## LISTED RECORDS
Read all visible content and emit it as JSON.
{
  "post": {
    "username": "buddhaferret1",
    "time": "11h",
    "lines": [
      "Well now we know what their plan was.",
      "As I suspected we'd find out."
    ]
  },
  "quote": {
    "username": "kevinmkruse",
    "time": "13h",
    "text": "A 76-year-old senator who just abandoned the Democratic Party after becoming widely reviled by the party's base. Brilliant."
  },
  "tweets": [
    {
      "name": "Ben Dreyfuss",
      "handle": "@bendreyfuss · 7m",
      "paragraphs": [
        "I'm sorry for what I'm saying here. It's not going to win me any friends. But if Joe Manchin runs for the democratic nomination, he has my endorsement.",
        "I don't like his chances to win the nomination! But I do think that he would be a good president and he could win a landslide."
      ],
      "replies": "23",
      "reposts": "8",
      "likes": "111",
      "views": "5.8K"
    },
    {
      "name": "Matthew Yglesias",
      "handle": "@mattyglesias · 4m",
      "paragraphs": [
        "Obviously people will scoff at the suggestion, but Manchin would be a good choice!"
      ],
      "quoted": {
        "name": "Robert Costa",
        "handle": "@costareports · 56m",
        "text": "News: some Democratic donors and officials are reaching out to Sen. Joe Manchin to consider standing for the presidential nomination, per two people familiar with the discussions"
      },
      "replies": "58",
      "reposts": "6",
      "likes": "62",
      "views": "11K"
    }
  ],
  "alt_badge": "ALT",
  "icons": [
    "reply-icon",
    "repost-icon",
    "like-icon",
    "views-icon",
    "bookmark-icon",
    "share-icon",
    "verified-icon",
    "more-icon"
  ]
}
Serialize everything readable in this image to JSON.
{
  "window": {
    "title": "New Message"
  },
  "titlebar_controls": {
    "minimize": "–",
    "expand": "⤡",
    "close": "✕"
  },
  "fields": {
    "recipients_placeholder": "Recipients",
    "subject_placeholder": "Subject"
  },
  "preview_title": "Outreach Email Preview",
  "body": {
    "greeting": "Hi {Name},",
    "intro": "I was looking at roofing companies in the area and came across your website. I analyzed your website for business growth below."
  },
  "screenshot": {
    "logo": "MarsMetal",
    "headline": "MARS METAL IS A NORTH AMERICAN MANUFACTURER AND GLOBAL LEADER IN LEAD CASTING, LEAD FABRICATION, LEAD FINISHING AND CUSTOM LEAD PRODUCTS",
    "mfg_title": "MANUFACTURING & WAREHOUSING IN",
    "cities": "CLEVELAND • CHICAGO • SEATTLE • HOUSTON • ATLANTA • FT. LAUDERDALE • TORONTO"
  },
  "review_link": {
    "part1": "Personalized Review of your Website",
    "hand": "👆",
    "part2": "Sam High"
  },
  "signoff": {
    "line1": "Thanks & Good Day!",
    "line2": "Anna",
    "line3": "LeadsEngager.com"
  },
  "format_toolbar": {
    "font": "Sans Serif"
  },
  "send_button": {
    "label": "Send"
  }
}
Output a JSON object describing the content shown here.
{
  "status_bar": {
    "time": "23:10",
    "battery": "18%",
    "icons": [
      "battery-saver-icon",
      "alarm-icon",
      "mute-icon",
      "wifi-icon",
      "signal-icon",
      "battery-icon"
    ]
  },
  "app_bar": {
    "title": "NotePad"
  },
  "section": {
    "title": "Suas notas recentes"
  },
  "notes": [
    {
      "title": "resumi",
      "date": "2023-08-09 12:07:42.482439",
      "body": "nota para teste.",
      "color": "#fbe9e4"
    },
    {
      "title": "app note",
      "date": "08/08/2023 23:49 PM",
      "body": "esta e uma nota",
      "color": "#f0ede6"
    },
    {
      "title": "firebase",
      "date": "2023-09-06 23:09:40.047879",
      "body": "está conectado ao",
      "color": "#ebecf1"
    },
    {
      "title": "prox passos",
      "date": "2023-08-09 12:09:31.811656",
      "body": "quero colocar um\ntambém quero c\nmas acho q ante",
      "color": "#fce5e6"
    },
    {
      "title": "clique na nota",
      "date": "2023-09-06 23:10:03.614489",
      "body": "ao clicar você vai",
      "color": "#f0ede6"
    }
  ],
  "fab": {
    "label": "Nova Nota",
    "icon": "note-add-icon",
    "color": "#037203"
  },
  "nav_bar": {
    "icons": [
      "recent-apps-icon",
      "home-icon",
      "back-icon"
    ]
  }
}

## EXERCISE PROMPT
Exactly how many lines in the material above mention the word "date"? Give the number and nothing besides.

## EXERCISE RESPONSE
5